About this exercise: Entries follow. Return each line that contains the word "Forum".

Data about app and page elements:
-----
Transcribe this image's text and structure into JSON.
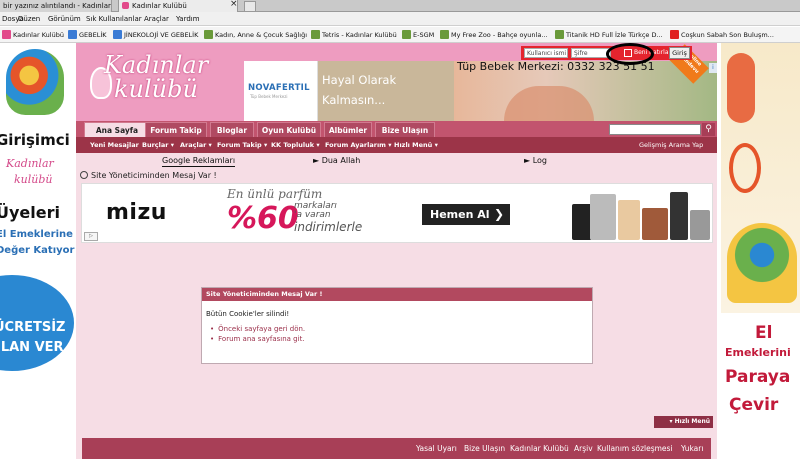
{
  "browser": {
    "tabs": [
      {
        "label": "bir yazınız alıntılandı - Kadınlar K..."
      },
      {
        "label": "Kadınlar Kulübü"
      }
    ],
    "menu": [
      "Dosya",
      "Düzen",
      "Görünüm",
      "Sık Kullanılanlar",
      "Araçlar",
      "Yardım"
    ],
    "bookmarks": [
      {
        "label": "Kadınlar Kulübü",
        "color": "#e24a8a"
      },
      {
        "label": "GEBELİK",
        "color": "#3a7bd5"
      },
      {
        "label": "JİNEKOLOJİ VE GEBELİK",
        "color": "#3a7bd5"
      },
      {
        "label": "Kadın, Anne & Çocuk Sağlığı",
        "color": "#6a9a3a"
      },
      {
        "label": "Tetris - Kadınlar Kulübü",
        "color": "#6a9a3a"
      },
      {
        "label": "E-SGM",
        "color": "#6a9a3a"
      },
      {
        "label": "My Free Zoo - Bahçe oyunla...",
        "color": "#6a9a3a"
      },
      {
        "label": "Titanik HD Full İzle Türkçe D...",
        "color": "#6a9a3a"
      },
      {
        "label": "Coşkun Sabah Son Buluşm...",
        "color": "#e02020"
      }
    ]
  },
  "header": {
    "logo_line1": "Kadınlar",
    "logo_line2": "kulübü",
    "ad_brand": "NOVAFERTIL",
    "ad_brand_sub": "Tüp Bebek Merkezi",
    "ad_line1": "Hayal Olarak",
    "ad_line2": "Kalmasın...",
    "ad_phone": "Tüp Bebek Merkezi: 0332 323 51 51",
    "ad_ribbon": "Online Randevu",
    "ad_choice_icon": "adchoices-icon"
  },
  "login": {
    "username_placeholder": "Kullanıcı ismi",
    "password_placeholder": "Şifre",
    "remember_label": "Beni hatırla",
    "login_button": "Giriş"
  },
  "nav": {
    "tabs": [
      "Ana Sayfa",
      "Forum Takip",
      "Bloglar",
      "Oyun Kulübü",
      "Albümler",
      "Bize Ulaşın"
    ],
    "search_icon": "search-icon"
  },
  "subnav": {
    "items": [
      "Yeni Mesajlar",
      "Burçlar ▾",
      "Araçlar ▾",
      "Forum Takip ▾",
      "KK Topluluk ▾",
      "Forum Ayarlarım ▾",
      "Hızlı Menü ▾"
    ],
    "advanced_search": "Gelişmiş Arama Yap"
  },
  "links": {
    "google": "Google Reklamları",
    "dua": "► Dua Allah",
    "log": "► Log"
  },
  "breadcrumb": "Site Yöneticiminden Mesaj Var !",
  "ad2": {
    "brand": "mizu",
    "line1": "En ünlü parfüm",
    "percent": "%60",
    "line2a": "markaları",
    "line2b": "'a varan",
    "line3": "indirimlerle",
    "button": "Hemen Al",
    "info": "▷"
  },
  "message": {
    "title": "Site Yöneticiminden Mesaj Var !",
    "text": "Bütün Cookie'ler silindi!",
    "links": [
      "Önceki sayfaya geri dön.",
      "Forum ana sayfasına git."
    ]
  },
  "quick_menu": "▾ Hızlı Menü",
  "footer": [
    "Yasal Uyarı",
    "Bize Ulaşın",
    "Kadınlar Kulübü",
    "Arşiv",
    "Kullanım sözleşmesi",
    "Yukarı"
  ],
  "side_left": {
    "t1": "Girişimci",
    "t2": "Kadınlar",
    "t3": "kulübü",
    "t4": "Üyeleri",
    "t5": "El Emeklerine",
    "t6": "Değer Katıyor",
    "t7": "ÜCRETSİZ",
    "t8": "İLAN VER"
  },
  "side_right": {
    "t1": "El",
    "t2": "Emeklerini",
    "t3": "Paraya",
    "t4": "Çevir"
  }
}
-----
Solution to the problem:
      "Forum Takip",
      "Forum Takip ▾",
      "Forum Ayarlarım ▾",
      "Forum ana sayfasına git."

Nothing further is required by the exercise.